about ten miles that stretched from the "Tipple" to a "Barge Loading Facility"
on the Green River. The "Peabody Train" was built, operated, and maintained by
"River Queen" miners. Two, three, four and more loads a day were filled from
the tipple "Rail Loading" section and transported to the "Barge Loading"
facilities on the Green River. This train track was also tied into an outside
line where the could be loaded on other rail cars and shipped to anywhere in
the country. There was also a "Truck Hopper", but this was very seldom used.
At one time, a rail car was positioned under this hopper, and kept full of clean
coal, so the miners could purchase coal for home use.
~~ BE 270B Loader ~~
The BE 270B Loader.
River Queen Mine had an assortment of equipment that seemed to extend from one
end of the machinery scale to the other. I guess that all mines have, to a
certain extent, likewise conditions, but it seem that River Queen was more to
the extreme. This BE 270-B Loader is a fine example. A "Coal Loader" is a coal
digging machine, the function of which is to operate in the "Pit" and dig up the
coal that the "Stripper" has uncovered. In reality, they are smaller versions
of the strippers. The loader operates on the same level as the coal seam and
can load the "Haul Trucks", which can enter the pit on the coal seam or the
area where the coal has been dug. If a ten foot seam of coal is being loaded
and the haul truck is on top of the coal seam, the boom of the loader would
only have to reach to the top of the bed of the truck. For instance, if the
bed of the truck was twenty feet high and the coal seam was ten, it would take
a boom of thirty feet to load the truck.
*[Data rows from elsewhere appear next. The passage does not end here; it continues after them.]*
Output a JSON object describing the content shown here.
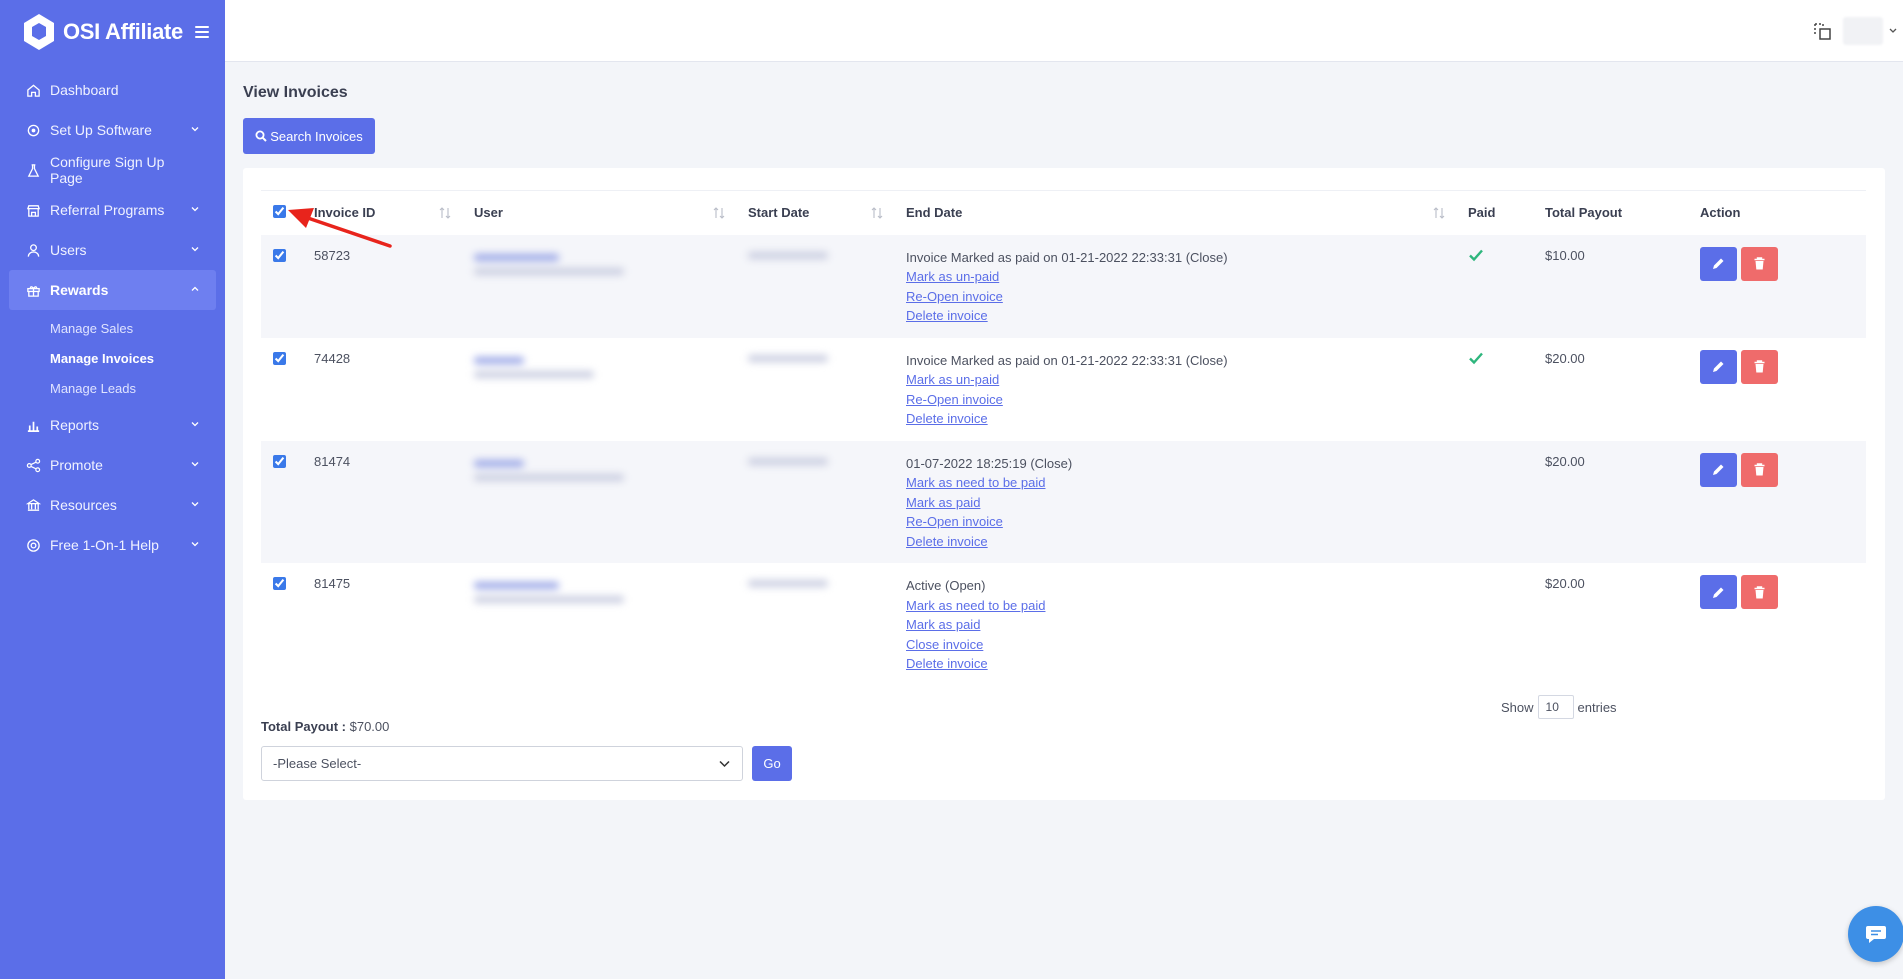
{
  "brand": {
    "name": "OSI Affiliate"
  },
  "colors": {
    "primary": "#5b6ee8",
    "danger": "#ef6b6b",
    "success": "#2eb67d",
    "link": "#5b6ee8"
  },
  "sidebar": {
    "items": [
      {
        "label": "Dashboard",
        "icon": "home-icon",
        "chevron": false
      },
      {
        "label": "Set Up Software",
        "icon": "gear-icon",
        "chevron": true
      },
      {
        "label": "Configure Sign Up Page",
        "icon": "flask-icon",
        "chevron": false
      },
      {
        "label": "Referral Programs",
        "icon": "store-icon",
        "chevron": true
      },
      {
        "label": "Users",
        "icon": "user-icon",
        "chevron": true
      },
      {
        "label": "Rewards",
        "icon": "gift-icon",
        "chevron": true,
        "expanded": true
      }
    ],
    "sub_items": [
      {
        "label": "Manage Sales"
      },
      {
        "label": "Manage Invoices",
        "active": true
      },
      {
        "label": "Manage Leads"
      }
    ],
    "items_after": [
      {
        "label": "Reports",
        "icon": "chart-icon"
      },
      {
        "label": "Promote",
        "icon": "share-icon"
      },
      {
        "label": "Resources",
        "icon": "bank-icon"
      },
      {
        "label": "Free 1-On-1 Help",
        "icon": "lifebuoy-icon"
      }
    ]
  },
  "page": {
    "title": "View Invoices",
    "search_button": "Search Invoices"
  },
  "table": {
    "columns": [
      "Invoice ID",
      "User",
      "Start Date",
      "End Date",
      "Paid",
      "Total Payout",
      "Action"
    ],
    "rows": [
      {
        "id": "58723",
        "status_text": "Invoice Marked as paid on 01-21-2022 22:33:31 (Close)",
        "links": [
          "Mark as un-paid",
          "Re-Open invoice",
          "Delete invoice"
        ],
        "paid": true,
        "payout": "$10.00"
      },
      {
        "id": "74428",
        "status_text": "Invoice Marked as paid on 01-21-2022 22:33:31 (Close)",
        "links": [
          "Mark as un-paid",
          "Re-Open invoice",
          "Delete invoice"
        ],
        "paid": true,
        "payout": "$20.00"
      },
      {
        "id": "81474",
        "status_text": "01-07-2022 18:25:19 (Close)",
        "links": [
          "Mark as need to be paid",
          "Mark as paid",
          "Re-Open invoice",
          "Delete invoice"
        ],
        "paid": false,
        "payout": "$20.00"
      },
      {
        "id": "81475",
        "status_text": "Active (Open)",
        "links": [
          "Mark as need to be paid",
          "Mark as paid",
          "Close invoice",
          "Delete invoice"
        ],
        "paid": false,
        "payout": "$20.00"
      }
    ]
  },
  "footer": {
    "show_label": "Show",
    "entries_value": "10",
    "entries_label": "entries",
    "total_label": "Total Payout :",
    "total_value": "$70.00",
    "select_placeholder": "-Please Select-",
    "go_label": "Go"
  }
}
There was not that many ten foot coal
seams in the state of Kentucky, thus most of the loader booms were less than
forty feet in length. Are you getting ahead of me? Well, the boom on this
BE 270B Loader was a hundred feet in length. It was built in the fall of 1960
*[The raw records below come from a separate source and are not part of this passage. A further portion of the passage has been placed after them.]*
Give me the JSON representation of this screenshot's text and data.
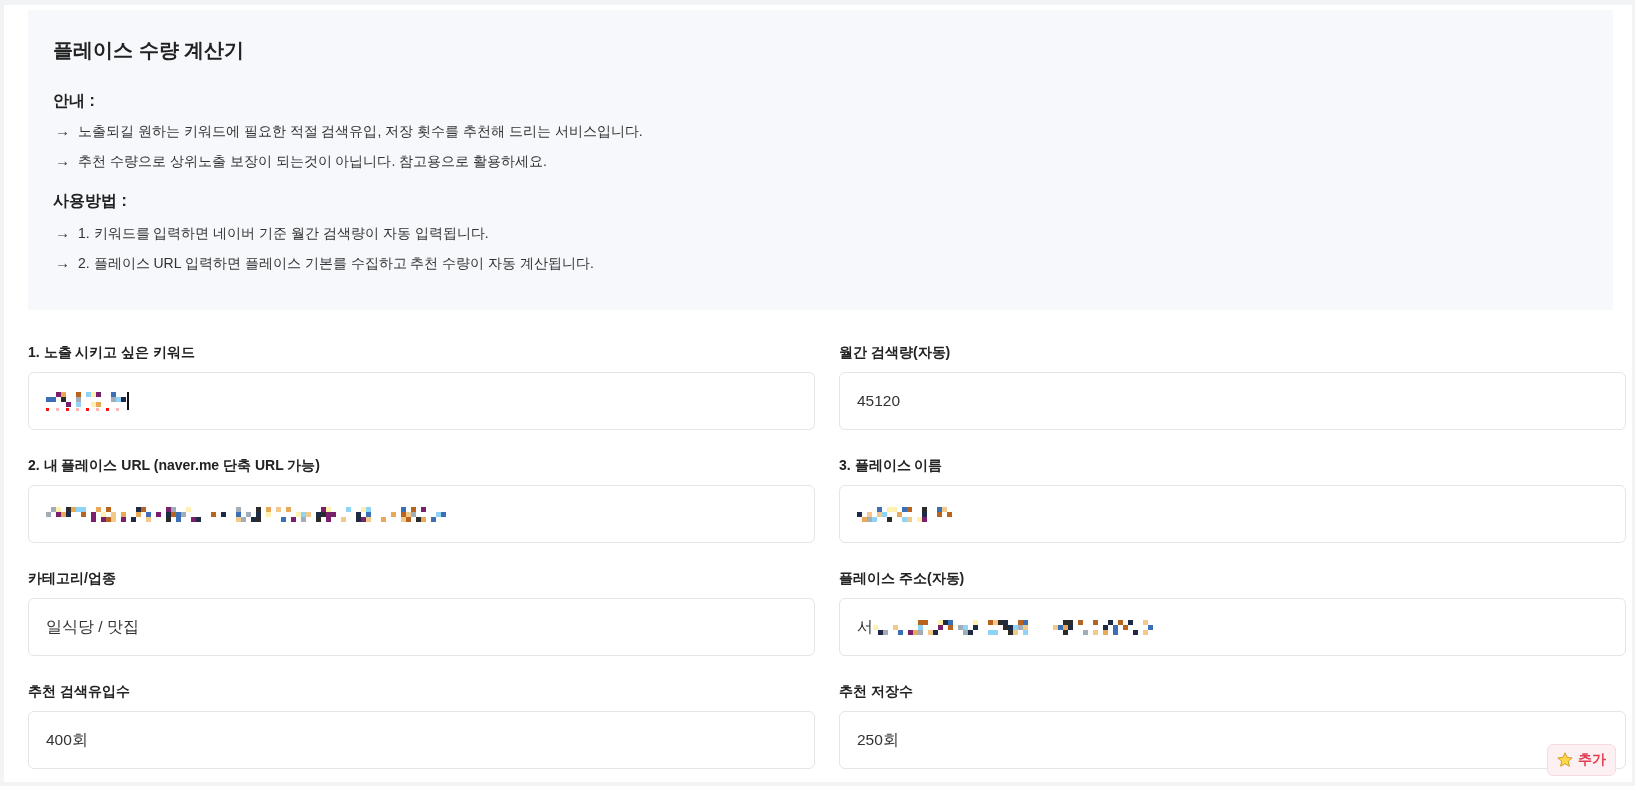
{
  "info_panel": {
    "title": "플레이스 수량 계산기",
    "sections": [
      {
        "heading": "안내 :",
        "items": [
          {
            "marker": "→",
            "text": "노출되길 원하는 키워드에 필요한 적절 검색유입, 저장 횟수를 추천해 드리는 서비스입니다."
          },
          {
            "marker": "→",
            "text": "추천 수량으로 상위노출 보장이 되는것이 아닙니다. 참고용으로 활용하세요."
          }
        ]
      },
      {
        "heading": "사용방법 :",
        "items": [
          {
            "marker": "→",
            "text": "1. 키워드를 입력하면 네이버 기준 월간 검색량이 자동 입력됩니다."
          },
          {
            "marker": "→",
            "text": "2. 플레이스 URL 입력하면 플레이스 기본를 수집하고 추천 수량이 자동 계산됩니다."
          }
        ]
      }
    ]
  },
  "form": {
    "fields": [
      {
        "label": "1. 노출 시키고 싶은 키워드",
        "redacted": true,
        "focused": true
      },
      {
        "label": "월간 검색량(자동)",
        "value": "45120",
        "redacted": false,
        "focused": false
      },
      {
        "label": "2. 내 플레이스 URL (naver.me 단축 URL 가능)",
        "redacted": true,
        "focused": false
      },
      {
        "label": "3. 플레이스 이름",
        "redacted": true,
        "focused": false
      },
      {
        "label": "카테고리/업종",
        "value": "일식당 / 맛집",
        "redacted": false,
        "focused": false
      },
      {
        "label": "플레이스 주소(자동)",
        "value": "서",
        "redacted": true,
        "focused": false
      },
      {
        "label": "추천 검색유입수",
        "value": "400회",
        "redacted": false,
        "focused": false
      },
      {
        "label": "추천 저장수",
        "value": "250회",
        "redacted": false,
        "focused": false
      }
    ]
  },
  "add_button": {
    "label": "추가"
  }
}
at the River Queen and operated there for a few years. It had a 9 Yard bucket
and that massive 100 foot boom. After about three years of operation, it was
"Walked" to Peabody's Vogue Mine and spent some time as a loader and some time
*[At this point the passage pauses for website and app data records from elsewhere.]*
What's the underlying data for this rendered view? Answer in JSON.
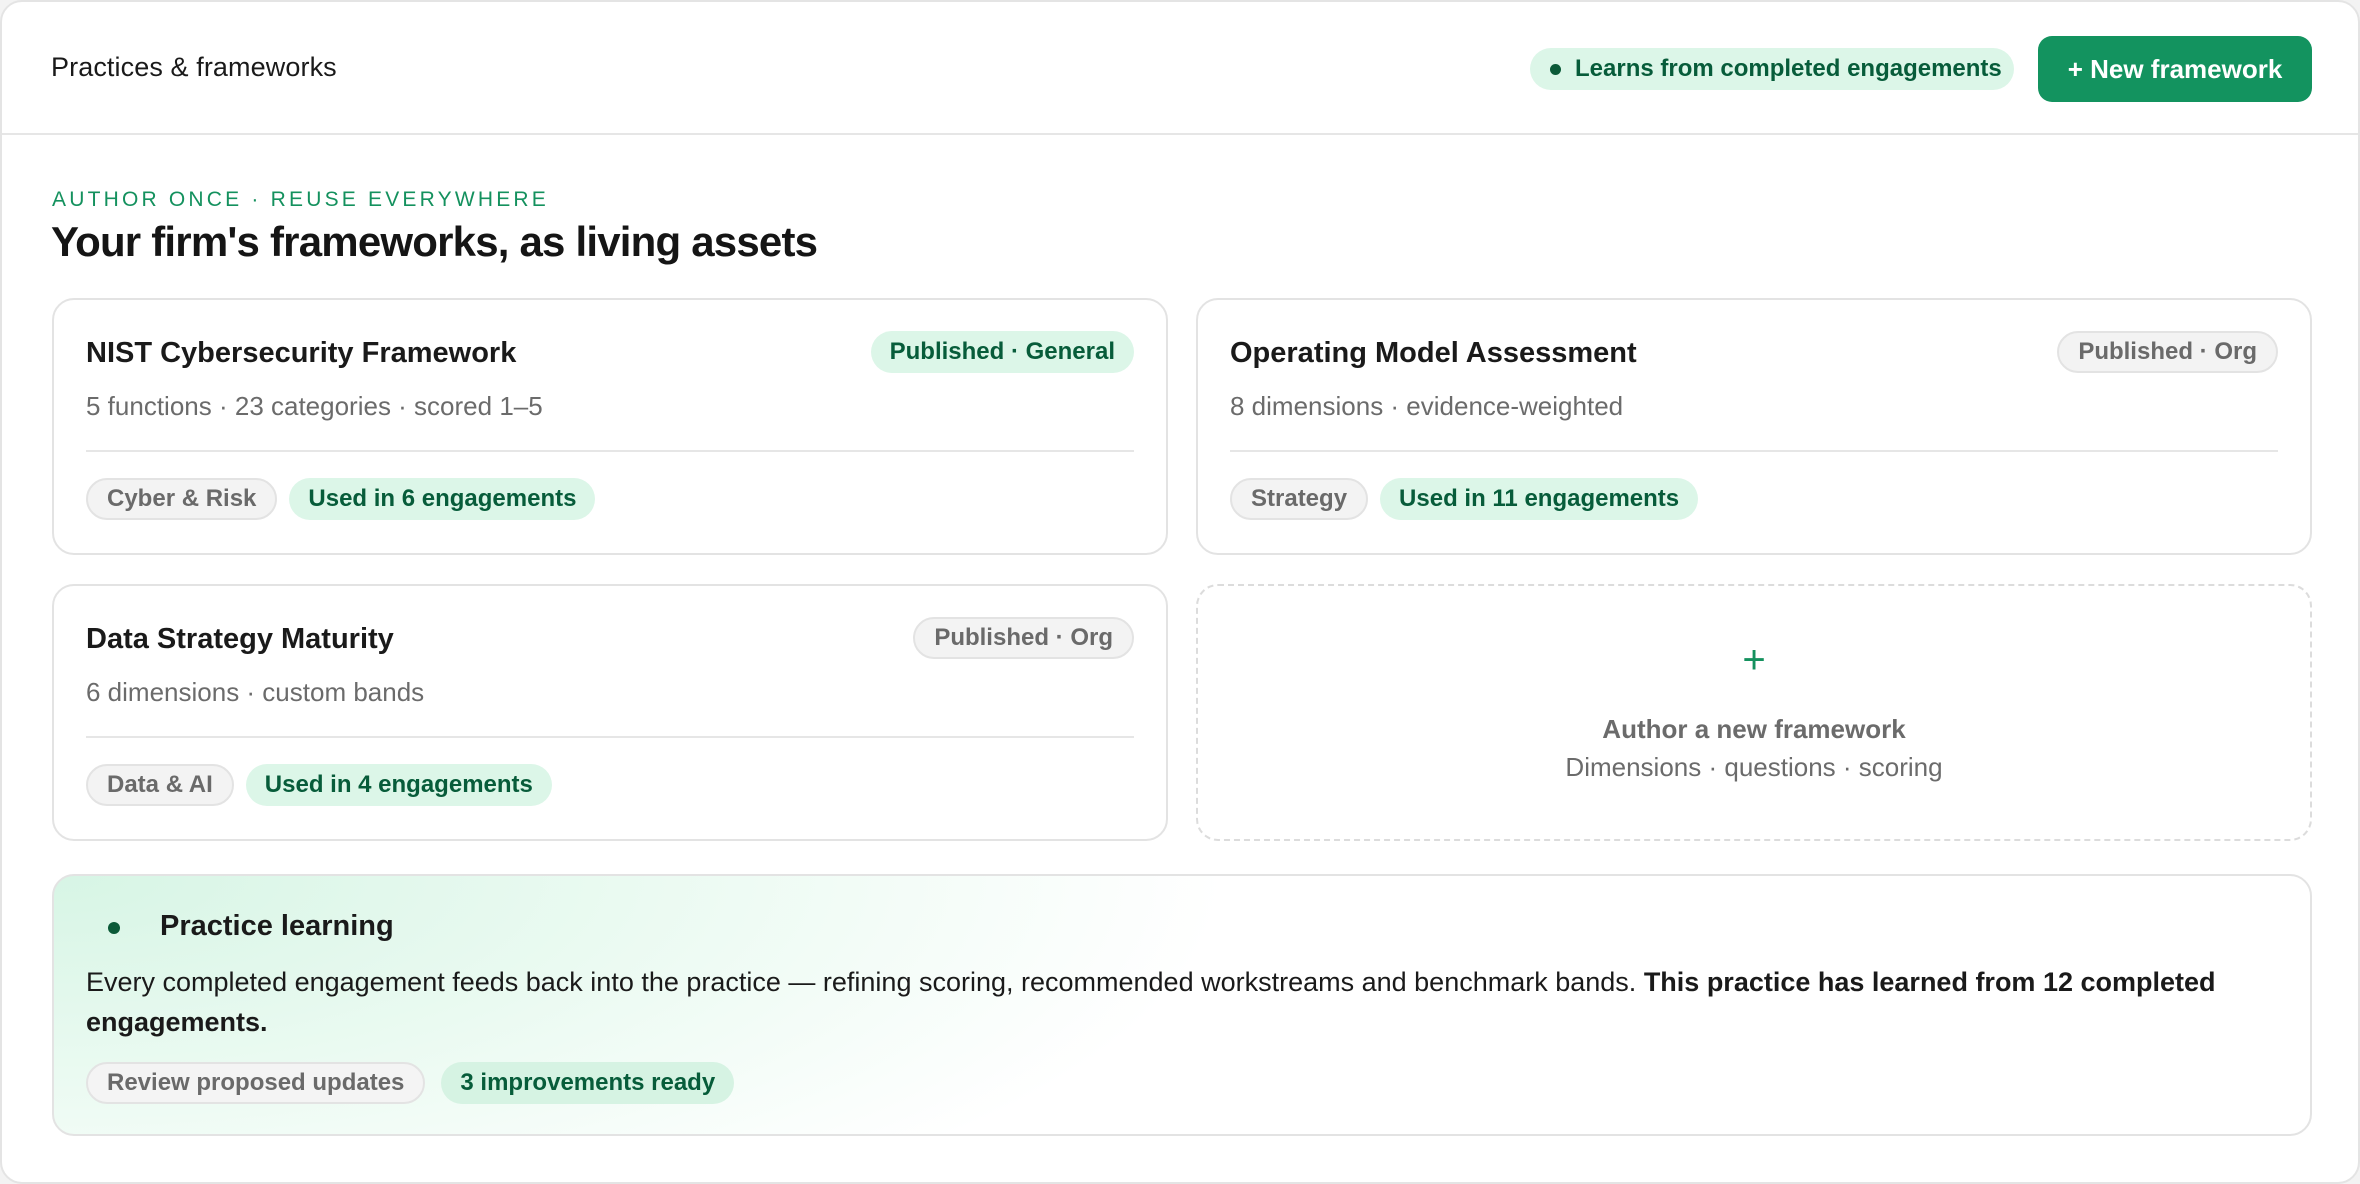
{
  "header": {
    "title": "Practices & frameworks",
    "learning_badge": "Learns from completed engagements",
    "new_button": "+ New framework"
  },
  "hero": {
    "eyebrow": "AUTHOR ONCE · REUSE EVERYWHERE",
    "title": "Your firm's frameworks, as living assets"
  },
  "frameworks": [
    {
      "name": "NIST Cybersecurity Framework",
      "status": "Published · General",
      "meta": "5 functions · 23 categories · scored 1–5",
      "practice": "Cyber & Risk",
      "usage": "Used in 6 engagements"
    },
    {
      "name": "Operating Model Assessment",
      "status": "Published · Org",
      "meta": "8 dimensions · evidence-weighted",
      "practice": "Strategy",
      "usage": "Used in 11 engagements"
    },
    {
      "name": "Data Strategy Maturity",
      "status": "Published · Org",
      "meta": "6 dimensions · custom bands",
      "practice": "Data & AI",
      "usage": "Used in 4 engagements"
    }
  ],
  "add_card": {
    "plus": "+",
    "title": "Author a new framework",
    "subtitle": "Dimensions · questions · scoring"
  },
  "learning": {
    "title": "Practice learning",
    "body": "Every completed engagement feeds back into the practice — refining scoring, recommended workstreams and benchmark bands. ",
    "body_strong": "This practice has learned from 12 completed engagements.",
    "review_button": "Review proposed updates",
    "improvements": "3 improvements ready"
  },
  "colors": {
    "accent": "#13935f",
    "accent_text": "#075c3a",
    "accent_soft": "#dcf6e8"
  }
}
idle. The decision was made to remove twenty feet of the boom. Ten feet of
boom was cut off each end and in the early seventies, it was walked back to
River Queen and continued loading for several more years.
~~ Diesel Dragline ~~
The River Queen Diesel Dragline.
Another machine that was not quite a normal "Run-Of-The-Mill" piece of equipment,
for a large strip mine, was the BE 450 W Diesel Dragline. In the forties, this
type of dragline would have been the norm, but in 1956 it was outdated. It was
just a little large too be used for digging ditches and a little small for stripping.
Regardless of whether it was out of place or not, it was certainly used at the
River Queen Mine. It was one of the first pieces to become operational at River
Queen Mine and one of the last to be shut down. The 450 W Dragline had a diesel
powered, locomotive engine and thus, was not limited in operation by an electrical
power source. There was some idle time, but for the most part, this old and
small dragline kept busy. A year or so before the mine was closed, this machine
was cut in half, loaded on large trucks, and crossed under Western Kentucky
Parkway. It was then welded back together and placed in operation where it stripped
on the South side of the parkway for several months. By now, River Queen had run
out of coal and a "Shut Down" mode was started. From 1956 until about 1990, a
period of almost 35 years, this grand old mine removed the coal from Western Kentucky,
help make a profit for Peabody Coal Company, provided a means for earning a living
for hundreds of coal miners, was a major source of revenue for Muhlenberg County,
and a main contributor for the economy of Kentucky as well as several counties
in the area. Countless small companies were started and most survived by providing
some type of a service to the River Queen Mine. The BE 450 W played a major part
in this overall operation. I think the old dragline was salvaged after the operation
on the South side of the Western Kentucky Parkway.
As always, if you are still reading this printed material, thanks for your time
and patience. Without any readers or lookers, this web page would be for naught.